But things really changed for the offense on March 5 at Purdue. Indiana lost a close one at Mackey Arena that day, but point guard Xavier Johnson’s ability to make the right reads in ball-screen action and continually break down the defense added a new dimension to Indiana’s attack. Johnson dished out a season-high 12 assists, a number to Jackson-Davis for lobs on the roll.
This new dynamic unlocked Jackson-Davis’ game in the final stretch of the season. Freed from playing slower and back to basket, he showed more confidence, outplaying Hunter Dickinson and Kofi Cockburn in consecutive games in the Big Ten tournament. He even flashed a right hand and mid-range jumper. Over the final nine games of the year, the junior shot 63.7 percent from the floor and averaged 19.4 points, while knocking down his free throws at a 72 percent clip.
Johnson also put up numbers to close out the year. Over that same nine-game stretch, IU’s point guard averaged 16.6 points, 6.8 assists against 2.7 turnovers while hitting 43.5 percent from distance and 83.6 percent from the line.
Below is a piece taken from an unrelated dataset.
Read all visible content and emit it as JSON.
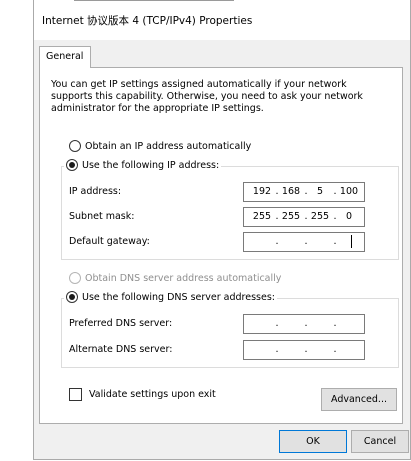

Between Johnson and Jackson-Davis, Indiana had a dynamic duo to fear in March. It helped the Hoosiers’ adjusted offensive efficiency crawl out of 100s on KenPom and keep the defense more on its heels.
Bottom line: While Indiana did have 3-point shooters in Miller Kopp and Parker Stewart in its starting lineup, it took just 31.1 of its shots from distance, which ranked 321st in the country. And the low attempts from deep meant only 24.9 percent of its points came on 3-pointers, ranking 324th in the country. Devoid of the deep threat and lacking multi-dimensional perimeter players, Indiana’s offense was simply not equipped to be elite this season. It finished just 10th in the conference in offensive efficiency. Still, as Johnson unlocked his pick-and-roll play with Jackson-Davis late in the season, the offense proved it could be dangerous in stretches despite overall limitations and struggles to get easy buckets.
Quotable: “If you go back and look at the beginning of our season and probably midway through our season, we try to run a lot of pick-and-rolls, but X wasn’t there yet at the time. And X has grown so much that it’s allowed me to play what I came here as a coach to play offense is play some good pick-and-roll along with post-up. It’s got to be a balance in the mixture. And we struggled in the pick-and-roll early on in the season. And I just kept piecing it in here and there, here and there. And now X, he’s grown. He’s figured it out. And when I say figure it out, he’s figured it out to a point where he knows when he’s got it. He knows when he doesn’t have it. He knows when the lob or the pocket pass is there, the throwback, all of that takes time. And he’s starting to figure it out. That’s why you’re starting to see more pick-and-roll play.” – Woodson at the NCAA tournament first four media availability